Yamaguchi Prefecture has been influenced by the nearby Asian Continent since as early as the 2nd and 3rd centuries BC, when wetland rice cultivation methods began. Between the 4th and 5th centuries AD, the Yamato Imperial Court unified Japan under a national government. Yamaguchi Prefecture was made up of seven counties which were integrated into the two provinces of Suo and Nagato in the 7th century.

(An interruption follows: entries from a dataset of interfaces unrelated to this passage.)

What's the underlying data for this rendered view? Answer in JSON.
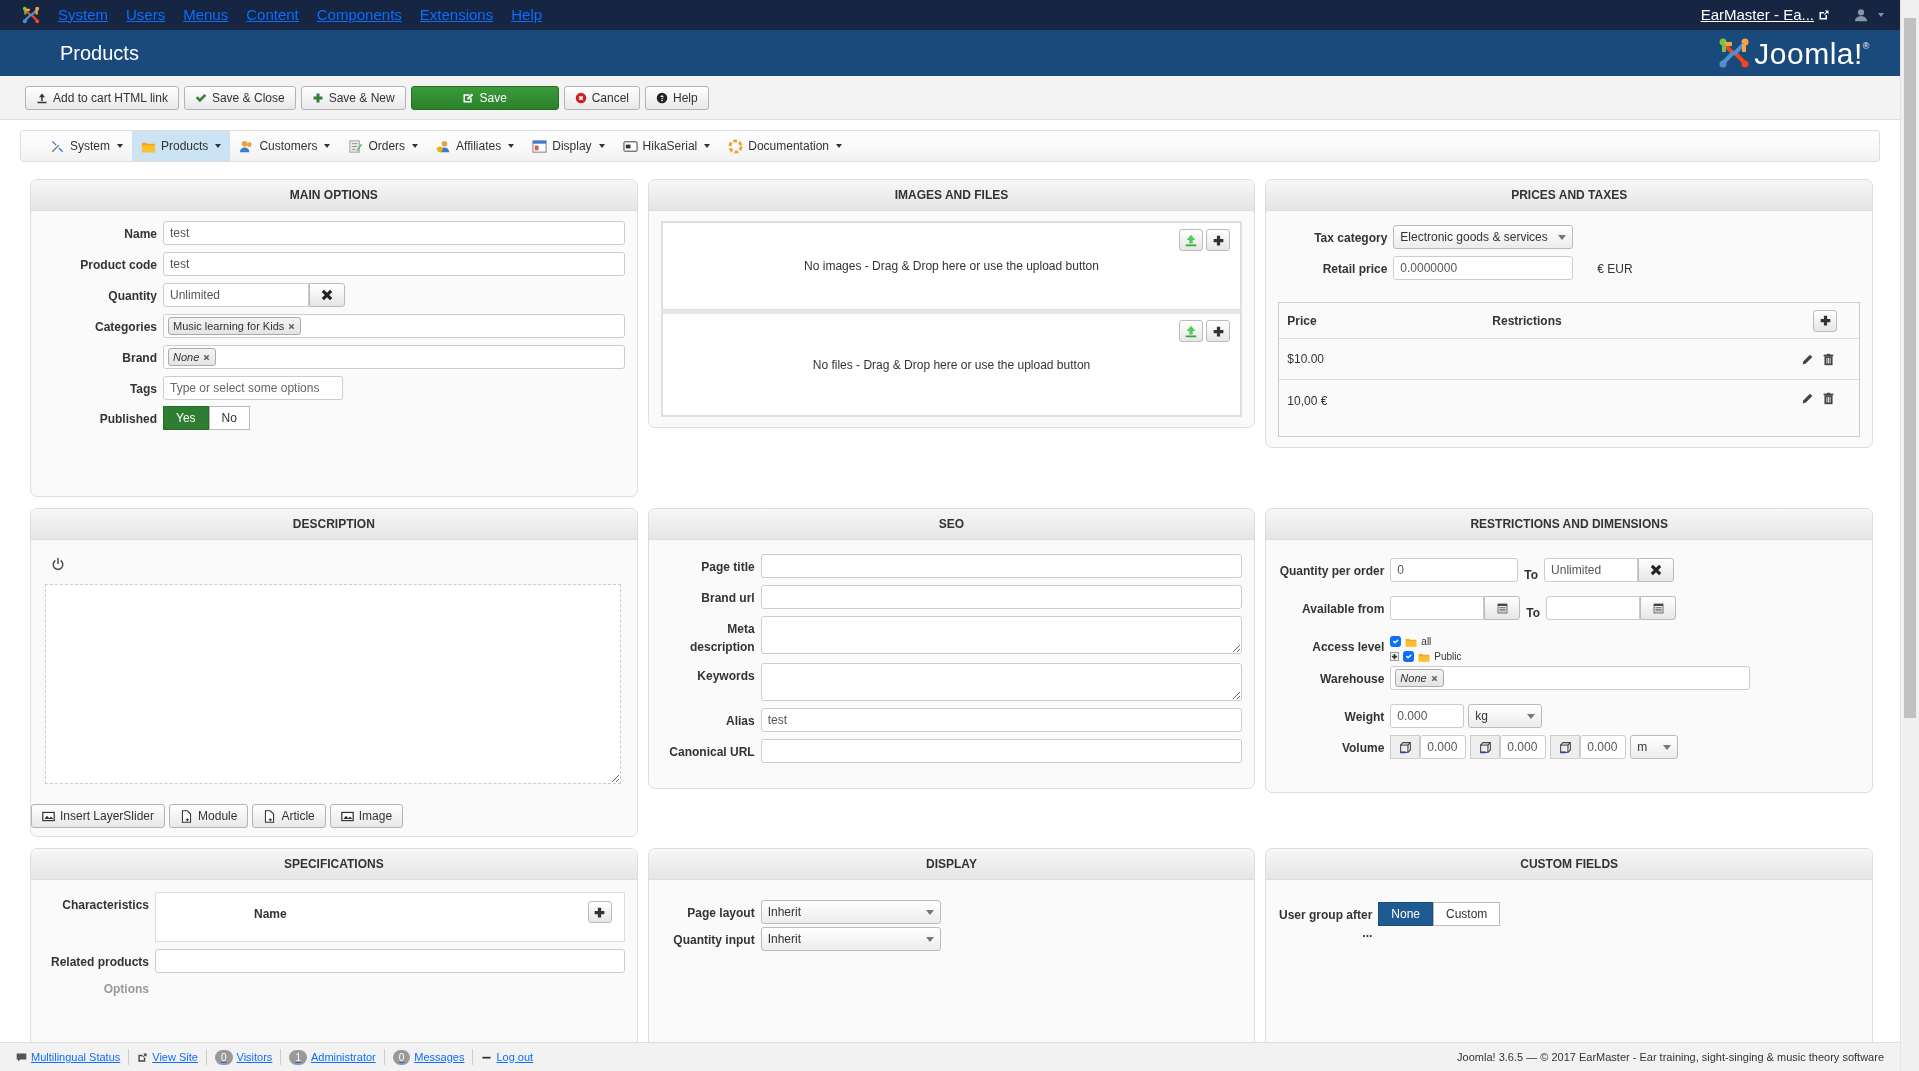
{
  "top_menu": {
    "items": [
      "System",
      "Users",
      "Menus",
      "Content",
      "Components",
      "Extensions",
      "Help"
    ],
    "site_link": "EarMaster - Ea..."
  },
  "header": {
    "title": "Products",
    "logo": "Joomla!$^{®}$"
  },
  "toolbar": [
    {
      "label": "Add to cart HTML link",
      "kind": "default"
    },
    {
      "label": "Save & Close",
      "kind": "default"
    },
    {
      "label": "Save & New",
      "kind": "default"
    },
    {
      "label": "Save",
      "kind": "success"
    },
    {
      "label": "Cancel",
      "kind": "default"
    },
    {
      "label": "Help",
      "kind": "default"
    }
  ],
  "submenu": [
    {
      "label": "System",
      "selected": false
    },
    {
      "label": "Products",
      "selected": true
    },
    {
      "label": "Customers",
      "selected": false
    },
    {
      "label": "Orders",
      "selected": false
    },
    {
      "label": "Affiliates",
      "selected": false
    },
    {
      "label": "Display",
      "selected": false
    },
    {
      "label": "HikaSerial",
      "selected": false
    },
    {
      "label": "Documentation",
      "selected": false
    }
  ],
  "main_options": {
    "title": "MAIN OPTIONS",
    "fields": [
      {
        "label": "Name",
        "kind": "text",
        "value": "test"
      },
      {
        "label": "Product code",
        "kind": "text",
        "value": "test"
      },
      {
        "label": "Quantity",
        "kind": "clearable",
        "value": "Unlimited"
      },
      {
        "label": "Categories",
        "kind": "tags",
        "tags": [
          {
            "label": "Music learning for Kids",
            "kind": "value"
          }
        ]
      },
      {
        "label": "Brand",
        "kind": "tags",
        "tags": [
          {
            "label": "None",
            "kind": "empty"
          }
        ]
      },
      {
        "label": "Tags",
        "kind": "short",
        "placeholder": "Type or select some options"
      },
      {
        "label": "Published",
        "kind": "toggle",
        "options": [
          {
            "label": "Yes",
            "selected": true
          },
          {
            "label": "No",
            "selected": false
          }
        ]
      }
    ]
  },
  "images_and_files": {
    "title": "IMAGES AND FILES",
    "zones": [
      "No images - Drag & Drop here or use the upload button",
      "No files - Drag & Drop here or use the upload button"
    ]
  },
  "prices_and_taxes": {
    "title": "PRICES AND TAXES",
    "tax_category": {
      "label": "Tax category",
      "value": "Electronic goods & services"
    },
    "retail_price": {
      "label": "Retail price",
      "value": "0.0000000",
      "currency": "€ EUR"
    },
    "price_table": {
      "columns": [
        "Price",
        "Restrictions"
      ],
      "rows": [
        "$10.00",
        "10,00 €"
      ]
    }
  },
  "description": {
    "title": "DESCRIPTION",
    "buttons": [
      "Insert LayerSlider",
      "Module",
      "Article",
      "Image"
    ]
  },
  "seo": {
    "title": "SEO",
    "fields": [
      {
        "label": "Page title",
        "kind": "text"
      },
      {
        "label": "Brand url",
        "kind": "text"
      },
      {
        "label": "Meta description",
        "kind": "textarea"
      },
      {
        "label": "Keywords",
        "kind": "textarea"
      },
      {
        "label": "Alias",
        "kind": "text",
        "value": "test"
      },
      {
        "label": "Canonical URL",
        "kind": "text"
      }
    ]
  },
  "restrictions": {
    "title": "RESTRICTIONS AND DIMENSIONS",
    "quantity_per_order": {
      "label": "Quantity per order",
      "from": "0",
      "to_label": "To",
      "to": "Unlimited"
    },
    "available_from": {
      "label": "Available from",
      "to_label": "To"
    },
    "access_level": {
      "label": "Access level",
      "tree": [
        {
          "label": "all",
          "checked": true
        },
        {
          "label": "Public",
          "checked": true,
          "expanded": false
        }
      ]
    },
    "warehouse": {
      "label": "Warehouse",
      "tag": "None"
    },
    "weight": {
      "label": "Weight",
      "value": "0.000",
      "unit": "kg"
    },
    "volume": {
      "label": "Volume",
      "values": [
        "0.000",
        "0.000",
        "0.000"
      ],
      "unit": "m"
    }
  },
  "specifications": {
    "title": "SPECIFICATIONS",
    "characteristics": {
      "label": "Characteristics",
      "column": "Name"
    },
    "related_products": {
      "label": "Related products"
    },
    "options": {
      "label": "Options"
    }
  },
  "display": {
    "title": "DISPLAY",
    "fields": [
      {
        "label": "Page layout",
        "value": "Inherit"
      },
      {
        "label": "Quantity input",
        "value": "Inherit"
      }
    ]
  },
  "custom_fields": {
    "title": "CUSTOM FIELDS",
    "label": "User group after ...",
    "options": [
      {
        "label": "None",
        "selected": true
      },
      {
        "label": "Custom",
        "selected": false
      }
    ]
  },
  "status_bar": {
    "items": [
      {
        "label": "Multilingual Status"
      },
      {
        "label": "View Site"
      },
      {
        "label": "Visitors",
        "count": "0"
      },
      {
        "label": "Administrator",
        "count": "1"
      },
      {
        "label": "Messages",
        "count": "0"
      },
      {
        "label": "Log out"
      }
    ],
    "copyright": "Joomla! 3.6.5 — © 2017 EarMaster - Ear training, sight-singing & music theory software"
  }
}
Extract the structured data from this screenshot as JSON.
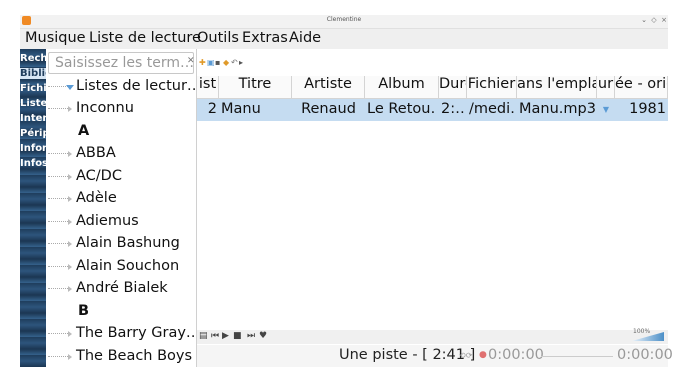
{
  "window": {
    "title": "Clementine",
    "minimize": "⌄",
    "maximize": "◇",
    "close": "×"
  },
  "menu": [
    "Musique",
    "Liste de lecture",
    "Outils",
    "Extras",
    "Aide"
  ],
  "left_tabs": [
    "Rechercher",
    "Bibliothèque",
    "Fichiers",
    "Listes de lecture",
    "Internet",
    "Périphériques",
    "Informations",
    "Infos sur l'artiste"
  ],
  "search": {
    "placeholder": "Saisissez les term…"
  },
  "library": {
    "top_item": "Listes de lectur…",
    "rows": [
      {
        "type": "item",
        "label": "Inconnu"
      },
      {
        "type": "header",
        "label": "A"
      },
      {
        "type": "item",
        "label": "ABBA"
      },
      {
        "type": "item",
        "label": "AC/DC"
      },
      {
        "type": "item",
        "label": "Adèle"
      },
      {
        "type": "item",
        "label": "Adiemus"
      },
      {
        "type": "item",
        "label": "Alain Bashung"
      },
      {
        "type": "item",
        "label": "Alain Souchon"
      },
      {
        "type": "item",
        "label": "André Bialek"
      },
      {
        "type": "header",
        "label": "B"
      },
      {
        "type": "item",
        "label": "The Barry Gray…"
      },
      {
        "type": "item",
        "label": "The Beach Boys"
      }
    ]
  },
  "playlist": {
    "columns": [
      "ist",
      "Titre",
      "Artiste",
      "Album",
      "Duré",
      "Fichier",
      "ans l'empla",
      "ur",
      "ée - orig"
    ],
    "rows": [
      {
        "track": "2",
        "title": "Manu",
        "artist": "Renaud",
        "album": "Le Retou…",
        "duration": "2:…",
        "file": "/medi…",
        "filename": "Manu.mp3",
        "year": "1981"
      }
    ]
  },
  "volume": "100%",
  "status": {
    "summary": "Une piste - [ 2:41 ]",
    "elapsed": "0:00:00",
    "remaining": "0:00:00"
  },
  "colors": {
    "selection": "#c5dcf1",
    "tab_strip": "#2d557c",
    "accent": "#f08a24"
  }
}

During the rise of the samurai class during the Heian and Kamakura Periods (794 - 1333), the Ouchi family of Suo Province and the Koto family of Nagato Province gained influence as powerful warrior clans. In the Muromachi Period (1338 - 1573), Ouchi Hiroyo, the 24th ruler of the Ouchi family conquered both areas of Yamaguchi Prefecture. The Ouchi clan imitated the city planning of Kyoto and accumulated great financial power through cultural imports from the continent and trade with Korea and the Ming Dynasty in China. As a result, Yamaguchi came to be known as the "Kyoto of the West," and the impressive Ouchi Culture flourished.
However, the 31st ruler of the proud Ouchi clan was defeated by Sue Harutaka. The Sue clan was then defeated by Mori Motonari, and the Mori family gained control of the Chugoku region.
Mori was then defeated by Tokugawa Ieyasu in the battle of Sekigahara in 1600 and was forced to give up all his land except for the Suo and Nagato areas, where he built his castle in Hagi City. Mori then began his attempt to strengthen the economic base of the region and increase local production with his 'Three Whites' campaign (salt, rice, and paper). At the end of the Edo Period, a lot of energy was invested in education, producing successive men of talent such as Yoshida Shoin and Takasugi Shinsaku. They were a driving force in the Meiji Restoration and played a significant role in the formation of the modern Japanese nation.
Four years after the Edo Shogunate was overthrown and the Meiji government formed in 1868, the present Yamaguchi Prefecture was established. The Meiji government brought in many new systems and modern policies, and promoted the introduction of modern industry. Cement production and silk thread production factories were set up in Yamaguchi Prefecture, and although this was the beginning of modern industry, Meiji Period Yamaguchi was generally centered around agriculture. In the Taisho period, shipbuilding, chemical, machinery, and metal working plants were built one after another in Yamaguchi's harbors in the Seto Inland Sea area, which are blessed with abundant minerals and natural resources. In the Showa Period, when the Petroleum collective was formed after the war, Yamaguchi continued to develop, and became one of the most industrialized prefectures in the country.